Webster went with an underwater theme, creating a red scuba diving suit and a nautilus-inspired submarine sleigh. His brown sugar cookies were a hit with the show's three judges, Ree Drummond, Vivian Chan and Gesine Prado, but he lost a few marks for not quite perfecting the smoothness of his icing.
"The first round was a little tough," Webster reflects. "I dream big and have these big ideas and scheme and plan, and it stems from having this big imagination as a kid... I had some challenges with the cleanliness and precision to execute and convey exactly what I wanted to."
When it came time for the judges to eliminate two contestants, however, both Webster and Stout — who designed a charming plaid flannel shirt and holiday-themed four wheeler for Ol' Saint Nick — made the cut and moved on to round two.
In that round, the three final competitors were challenged to create a functioning photo frame made of cookies to showcase their own holiday family photos. Webster, drawing on his experience creating a life-size gingerbread house last holiday season inside the lobby of Hotel RL (now the Centennial Hotel), built his frame using spiced gingerbread dough with accents made of pecan sugar cookies.
"After round one I regrouped and thought, when we get the next challenge I need to think about how to maximize my impact I'm going to make without going too far," he says.
With a border of brightly iced holiday lights and a textured tree, Webster's second design was simple yet precisely executed, and the judges were left convinced of his prowess.
While Webster won't see his prize money for a while still, even though filming took place this summer, he says he might use it to fund a minor kitchen remodel at his Spokane home, or get some fun new cooking gadgets.
And though he can't speak to the results yet, Webster gets another chance to land a hefty prize pool from his second Food Network appearance this season on the new Holiday Gingerbread Showdown.
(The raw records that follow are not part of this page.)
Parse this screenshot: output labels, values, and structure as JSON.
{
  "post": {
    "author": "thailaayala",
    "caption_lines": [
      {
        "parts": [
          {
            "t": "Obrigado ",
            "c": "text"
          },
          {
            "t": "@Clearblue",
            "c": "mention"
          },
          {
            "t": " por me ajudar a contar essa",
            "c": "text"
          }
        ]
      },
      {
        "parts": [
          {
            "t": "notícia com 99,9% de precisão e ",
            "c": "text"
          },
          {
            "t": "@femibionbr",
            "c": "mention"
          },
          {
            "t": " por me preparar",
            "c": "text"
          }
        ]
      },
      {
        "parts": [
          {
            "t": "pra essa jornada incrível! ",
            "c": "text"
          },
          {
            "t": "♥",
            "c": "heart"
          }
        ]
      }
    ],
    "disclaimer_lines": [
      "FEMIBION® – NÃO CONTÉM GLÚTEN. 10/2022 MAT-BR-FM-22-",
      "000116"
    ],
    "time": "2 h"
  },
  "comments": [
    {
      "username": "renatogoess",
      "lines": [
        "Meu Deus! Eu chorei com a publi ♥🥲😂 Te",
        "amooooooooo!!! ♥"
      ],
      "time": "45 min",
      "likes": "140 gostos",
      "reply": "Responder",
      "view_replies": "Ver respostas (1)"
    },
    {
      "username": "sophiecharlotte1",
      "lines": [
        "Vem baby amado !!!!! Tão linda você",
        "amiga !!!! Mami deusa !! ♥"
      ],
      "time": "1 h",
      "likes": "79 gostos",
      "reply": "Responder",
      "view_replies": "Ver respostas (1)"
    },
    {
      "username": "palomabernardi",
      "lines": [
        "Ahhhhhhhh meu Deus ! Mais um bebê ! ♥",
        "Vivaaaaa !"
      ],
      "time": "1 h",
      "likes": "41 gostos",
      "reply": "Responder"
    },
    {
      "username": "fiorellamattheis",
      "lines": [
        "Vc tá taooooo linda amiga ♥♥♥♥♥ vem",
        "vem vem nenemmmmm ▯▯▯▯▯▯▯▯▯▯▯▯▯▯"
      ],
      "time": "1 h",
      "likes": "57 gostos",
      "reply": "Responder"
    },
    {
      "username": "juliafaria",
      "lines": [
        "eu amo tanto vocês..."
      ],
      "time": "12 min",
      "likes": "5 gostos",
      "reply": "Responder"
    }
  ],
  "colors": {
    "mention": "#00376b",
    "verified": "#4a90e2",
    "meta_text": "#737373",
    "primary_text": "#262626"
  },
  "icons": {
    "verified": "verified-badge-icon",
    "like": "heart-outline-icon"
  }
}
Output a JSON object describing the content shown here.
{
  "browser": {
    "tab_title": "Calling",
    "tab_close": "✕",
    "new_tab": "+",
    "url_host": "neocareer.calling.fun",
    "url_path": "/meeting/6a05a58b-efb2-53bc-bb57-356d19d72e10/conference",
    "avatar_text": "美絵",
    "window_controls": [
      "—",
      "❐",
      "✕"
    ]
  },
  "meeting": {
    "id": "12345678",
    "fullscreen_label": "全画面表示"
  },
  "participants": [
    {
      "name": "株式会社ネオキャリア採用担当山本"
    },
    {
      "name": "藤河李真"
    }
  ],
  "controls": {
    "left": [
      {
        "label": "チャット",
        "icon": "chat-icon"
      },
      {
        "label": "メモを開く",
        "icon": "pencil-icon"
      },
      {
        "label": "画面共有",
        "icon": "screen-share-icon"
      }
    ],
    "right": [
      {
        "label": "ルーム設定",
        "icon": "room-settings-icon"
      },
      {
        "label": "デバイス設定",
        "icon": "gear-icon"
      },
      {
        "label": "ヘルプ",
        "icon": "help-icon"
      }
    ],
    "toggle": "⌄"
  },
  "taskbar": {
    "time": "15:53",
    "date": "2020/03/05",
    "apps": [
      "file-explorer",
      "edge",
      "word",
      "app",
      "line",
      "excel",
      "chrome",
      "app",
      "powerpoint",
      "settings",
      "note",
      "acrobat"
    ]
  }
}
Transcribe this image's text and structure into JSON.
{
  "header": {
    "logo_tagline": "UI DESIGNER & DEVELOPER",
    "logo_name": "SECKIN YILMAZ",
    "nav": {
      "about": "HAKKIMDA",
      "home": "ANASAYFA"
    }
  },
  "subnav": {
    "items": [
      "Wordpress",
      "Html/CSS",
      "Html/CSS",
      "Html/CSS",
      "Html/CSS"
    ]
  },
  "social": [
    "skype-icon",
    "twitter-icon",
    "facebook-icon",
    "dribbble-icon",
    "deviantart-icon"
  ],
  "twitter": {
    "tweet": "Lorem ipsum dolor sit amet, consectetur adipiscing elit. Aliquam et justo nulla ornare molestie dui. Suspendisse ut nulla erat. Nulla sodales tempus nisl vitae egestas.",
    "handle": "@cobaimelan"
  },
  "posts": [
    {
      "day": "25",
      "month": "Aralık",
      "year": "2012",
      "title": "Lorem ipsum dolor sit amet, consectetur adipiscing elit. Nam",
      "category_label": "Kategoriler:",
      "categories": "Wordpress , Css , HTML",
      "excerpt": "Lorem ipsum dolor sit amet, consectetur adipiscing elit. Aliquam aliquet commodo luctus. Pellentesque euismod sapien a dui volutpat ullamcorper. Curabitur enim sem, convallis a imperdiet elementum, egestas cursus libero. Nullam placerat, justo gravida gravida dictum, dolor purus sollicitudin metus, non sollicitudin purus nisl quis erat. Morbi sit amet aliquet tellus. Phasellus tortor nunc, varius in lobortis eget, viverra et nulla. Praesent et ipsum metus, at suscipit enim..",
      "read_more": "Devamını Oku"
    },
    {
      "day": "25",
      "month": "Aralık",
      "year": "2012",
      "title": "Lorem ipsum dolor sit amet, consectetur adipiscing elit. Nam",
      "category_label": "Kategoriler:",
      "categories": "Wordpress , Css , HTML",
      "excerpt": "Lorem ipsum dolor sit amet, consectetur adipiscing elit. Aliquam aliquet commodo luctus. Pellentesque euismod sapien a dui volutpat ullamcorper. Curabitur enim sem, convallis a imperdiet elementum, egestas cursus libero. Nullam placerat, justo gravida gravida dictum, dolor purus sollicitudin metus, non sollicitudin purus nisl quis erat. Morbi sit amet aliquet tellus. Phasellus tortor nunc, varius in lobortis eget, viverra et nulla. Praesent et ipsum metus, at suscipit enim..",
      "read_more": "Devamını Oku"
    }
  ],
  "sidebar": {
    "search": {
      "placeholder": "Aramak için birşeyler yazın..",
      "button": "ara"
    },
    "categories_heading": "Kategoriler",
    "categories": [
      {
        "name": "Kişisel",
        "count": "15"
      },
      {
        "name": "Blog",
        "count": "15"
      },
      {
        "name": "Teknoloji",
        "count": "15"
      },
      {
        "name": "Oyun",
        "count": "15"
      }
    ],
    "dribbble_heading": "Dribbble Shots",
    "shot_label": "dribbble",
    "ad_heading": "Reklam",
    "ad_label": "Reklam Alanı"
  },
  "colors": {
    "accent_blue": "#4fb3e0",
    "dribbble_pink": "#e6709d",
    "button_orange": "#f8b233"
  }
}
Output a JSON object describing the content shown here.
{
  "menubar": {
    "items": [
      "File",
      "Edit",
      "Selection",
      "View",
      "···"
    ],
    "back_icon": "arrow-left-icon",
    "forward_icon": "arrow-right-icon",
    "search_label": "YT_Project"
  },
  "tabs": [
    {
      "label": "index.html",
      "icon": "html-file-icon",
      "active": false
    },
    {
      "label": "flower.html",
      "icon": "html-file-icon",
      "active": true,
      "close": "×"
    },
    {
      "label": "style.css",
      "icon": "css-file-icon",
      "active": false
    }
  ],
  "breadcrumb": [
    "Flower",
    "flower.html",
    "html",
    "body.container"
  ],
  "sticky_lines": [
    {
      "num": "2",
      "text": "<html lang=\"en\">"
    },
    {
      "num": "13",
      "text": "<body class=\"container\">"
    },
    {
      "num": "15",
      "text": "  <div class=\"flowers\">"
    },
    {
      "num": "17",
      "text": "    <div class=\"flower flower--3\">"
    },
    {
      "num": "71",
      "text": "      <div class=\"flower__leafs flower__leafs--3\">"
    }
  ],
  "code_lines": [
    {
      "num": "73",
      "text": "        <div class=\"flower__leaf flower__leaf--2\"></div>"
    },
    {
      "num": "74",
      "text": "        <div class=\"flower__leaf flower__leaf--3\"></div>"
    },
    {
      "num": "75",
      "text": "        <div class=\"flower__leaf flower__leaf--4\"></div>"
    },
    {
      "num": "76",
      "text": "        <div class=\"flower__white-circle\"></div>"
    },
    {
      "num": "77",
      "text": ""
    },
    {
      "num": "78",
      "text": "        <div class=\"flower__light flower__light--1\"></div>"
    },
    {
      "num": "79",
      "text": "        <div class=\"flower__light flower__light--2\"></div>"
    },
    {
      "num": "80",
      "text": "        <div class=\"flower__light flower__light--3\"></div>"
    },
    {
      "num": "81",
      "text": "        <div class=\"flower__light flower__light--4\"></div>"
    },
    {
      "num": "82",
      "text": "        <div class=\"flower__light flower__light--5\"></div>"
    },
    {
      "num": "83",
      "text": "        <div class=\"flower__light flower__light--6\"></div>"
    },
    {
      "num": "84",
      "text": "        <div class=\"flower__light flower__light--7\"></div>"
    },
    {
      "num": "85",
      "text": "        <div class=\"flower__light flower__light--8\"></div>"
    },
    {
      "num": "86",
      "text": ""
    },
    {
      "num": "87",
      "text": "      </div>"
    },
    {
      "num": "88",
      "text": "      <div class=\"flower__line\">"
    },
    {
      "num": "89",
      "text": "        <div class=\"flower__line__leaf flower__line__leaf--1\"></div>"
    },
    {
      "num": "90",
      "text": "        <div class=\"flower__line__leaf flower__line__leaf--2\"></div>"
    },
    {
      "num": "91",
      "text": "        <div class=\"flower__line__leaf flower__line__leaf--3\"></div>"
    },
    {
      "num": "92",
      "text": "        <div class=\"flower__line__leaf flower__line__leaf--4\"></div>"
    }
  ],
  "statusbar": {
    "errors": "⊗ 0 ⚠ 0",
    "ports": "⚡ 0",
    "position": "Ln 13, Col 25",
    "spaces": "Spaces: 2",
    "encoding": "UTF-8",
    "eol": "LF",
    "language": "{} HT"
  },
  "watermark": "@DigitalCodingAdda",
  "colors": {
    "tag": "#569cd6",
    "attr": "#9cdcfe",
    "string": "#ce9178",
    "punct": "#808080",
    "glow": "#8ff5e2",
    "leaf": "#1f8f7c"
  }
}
Webster appears on that series on Sunday, Dec. 9 at 9 pm with his Spokane-based baking assistant Megan Gaines, who helped bake and construct last year's life-size gingerbread house.
The positive attention garnered from that project, Webster says, was a big reason the Food Network asked him to appear on both holiday-themed baking series. He hopes his personal love of the holidays stood out, too, both to the network and audiences.
"I have been celebrating Christmas since June. It's my favorite time of the year," Webster says. "I really got to live half my year this year in Christmas land."
The Holiday Gingerbread Showdown pits nine total teams against each other, three per episode, with one winner from each going on to compete in the finals, airing on Dec. 16 at 9 pm. The winner of the finale is awarded a $25,000 grand prize and a feature in Food Network's magazine.
Local supporters will have to tune in next Sunday, Dec. 9, however, to see if Webster and Gaines make the cut.
"I can't stress enough about how excited I am that the city that I relocated to just about two years ago is being represented and showcased," Webster reflects. "It's really exciting to be a part of the food scene here and at such a renaissance time, and I think all these things — whether it be a Food Network [show] or a magazine article about the city — ensure we have a spot on the culinary map."